Although the major integrated companies and the large U.S.-based companies that have unloaded most of the Canadian properties acquired in the 1990s and early 2000s are expected to remain on the sidelines, large independents are poised to plunge back into the marketplace for the first time in many years, David Vetters, managing director of Tristone Capital — underwriter for seven deals worth almost C$200 million in 2007 — told the Financial Post.
Arthur Korpach, head of global oil and gas at CIBC World Markets, told reporters there is a renewed mood of excitement that juniors are again a viable business for investors.
But he cautions that there is a divide between those who took early stakes in the unconventional plays — notably tight and shale oil and gas in British Columbia and Saskatchewan — and are positioned to reap the rewards and those who have been unable to present credible long-term plans for using their money and creating value for their shareholders.
He said the companies that have “found some exciting things to pursue” and can raise the necessary capital will be poised to buy out their weaker peers.
Don Greenfield, a partner in the Bennett Jones law firm in Calgary, told the Financial Post that more M&A activity is evident “because some of the gas producers are strapped for cash or unable to continue their growth curve.”
Despite the firming of prices, some companies are putting themselves in play “because of both gas prices and the impact of royalty rates,” he said.
Meanwhile, a lot of juniors simply haven’t figured out what to do, regardless of healthy commodity prices.
Optimism rebuildingBut there is a rebuilding sense of optimism.
Ross Freeman, finance committee chairman of the Small Explorers and Producers Association of Canada, told an investors conference “there’s a buzz again in the junior sector — people are raising money, mergers are happening and shares prices are starting to come back to where companies are actively interested in raising money.”
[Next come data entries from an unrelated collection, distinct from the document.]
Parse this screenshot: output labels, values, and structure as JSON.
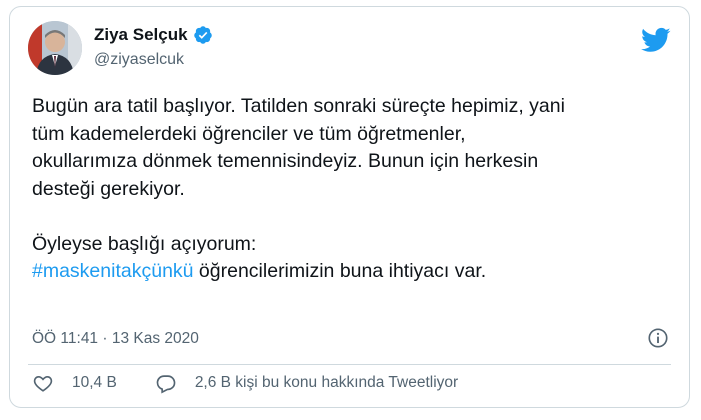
{
  "user": {
    "display_name": "Ziya Selçuk",
    "handle": "@ziyaselcuk"
  },
  "tweet": {
    "lines": [
      "Bugün ara tatil başlıyor. Tatilden sonraki süreçte hepimiz, yani",
      "tüm kademelerdeki öğrenciler ve tüm öğretmenler,",
      "okullarımıza dönmek temennisindeyiz. Bunun için herkesin",
      "desteği gerekiyor.",
      "Öyleyse başlığı açıyorum:"
    ],
    "hashtag": "#maskenitakçünkü",
    "hashtag_suffix": " öğrencilerimizin buna ihtiyacı var.",
    "timestamp": "ÖÖ 11:41 · 13 Kas 2020"
  },
  "actions": {
    "likes": "10,4 B",
    "replies": "2,6 B kişi bu konu hakkında Tweetliyor"
  },
  "colors": {
    "accent": "#1d9bf0",
    "text": "#0f1419",
    "secondary": "#536471",
    "border": "#cfd9de"
  },
  "icons": [
    "verified-badge-icon",
    "twitter-bird-icon",
    "info-icon",
    "heart-icon",
    "reply-icon"
  ]
}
Regardless of what has happened to Alberta royalties, he said many companies say the impact is “not overly significant, particularly in the current price environment.”
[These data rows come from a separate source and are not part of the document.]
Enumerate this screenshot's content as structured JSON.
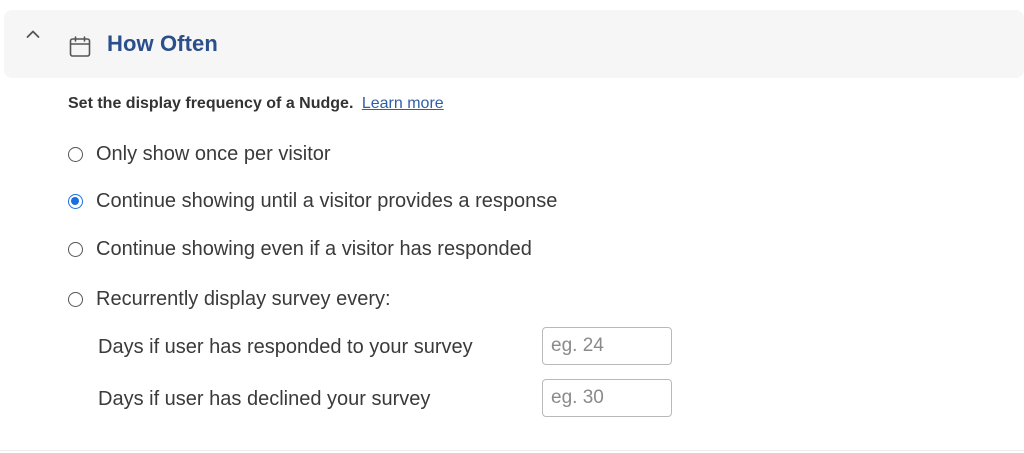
{
  "section": {
    "title": "How Often",
    "collapse_icon": "chevron-up-icon",
    "title_icon": "calendar-icon",
    "accent_color": "#2a4f8a"
  },
  "description": {
    "text": "Set the display frequency of a Nudge.",
    "link_label": "Learn more"
  },
  "options": [
    {
      "label": "Only show once per visitor",
      "selected": false
    },
    {
      "label": "Continue showing until a visitor provides a response",
      "selected": true
    },
    {
      "label": "Continue showing even if a visitor has responded",
      "selected": false
    },
    {
      "label": "Recurrently display survey every:",
      "selected": false
    }
  ],
  "recurrence": {
    "responded": {
      "label": "Days if user has responded to your survey",
      "value": "",
      "placeholder": "eg. 24"
    },
    "declined": {
      "label": "Days if user has declined your survey",
      "value": "",
      "placeholder": "eg. 30"
    }
  },
  "colors": {
    "radio_selected": "#1a6fe0",
    "link": "#2f5ea8",
    "header_bg": "#f6f6f7"
  }
}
But there is still the unknown of government climate-change regulations, Freeman said, adding SEPAC will try to ensure the burden on juniors is not too onerous.
He argued that junior producers should not have to monitor and compile information on their greenhouse gas emissions at the same level as large producers and plant operators because their emissions are so insignificant.
If the upper tier of juniors can grow substantially, turning themselves into intermediate players, they will be able to tackle the more expensive, more rewarding plays in British Columbia’s Montney region and Saskatchewan’s Bakken formation, Korpach said.
He said consolidation in the junior sector will create larger entities with the ability to succeed in the unconventional trends.
Even so, Korphach concedes that figuring out the best strategies to generate the best returns is as “tough or tougher today as it has ever been,” with the challenge of raiding debt or equity capital presenting an obstacle to M&A transactions.
The longer gas prices hold on to their current groups, companies pumping less than 15,000 boe per day and with market-caps under C$1 billion, are starting to see hope of a return to the days when they could reach a production threshold and sell out to eager buyers, especially in the trust sector.
Trusts no longer dominantWhile the trusts are no longer the dominant players in the M&A market there is a growing belief in a revival of deal making that could see Canada rebuild an intermediate tier in the 15,000-200,000 boe-per-day range.
Following a sluggish start to 2008, Sayer Energy Advisors counts on the pace picking up, so long as commodity prices stay robust and sharpen the appeal of fringe resource plays in British Columbia and Saskatchewan where a host of juniors have cornered sizeable chunks of property.
Although still struggling to raise equity and debt capital to pursue organic growth in a high-cost, limited-scope exploration environment in Western Canada, smaller companies with solid long-term strategies and strong asset portfolios are coming back to life.
If they can benefit from a building tidal wave of cash flow they can resume their traditional role, building enough reserves to get production to even 1,000 boe per day, then sell out and start the process anew. It’s the best chance of drawing investors back to the junior sector.
The most buoyant assessments of the investment outlook for junior companies are tied to companies that are backed by proven management teams and that have credible plans to return value to their shareholders.
Those that haven’t figured out what they are going to do got no help from the Alberta government when it modified the proposed royalty structure in a way that satisfied only those engaged in deep oil and gas activity.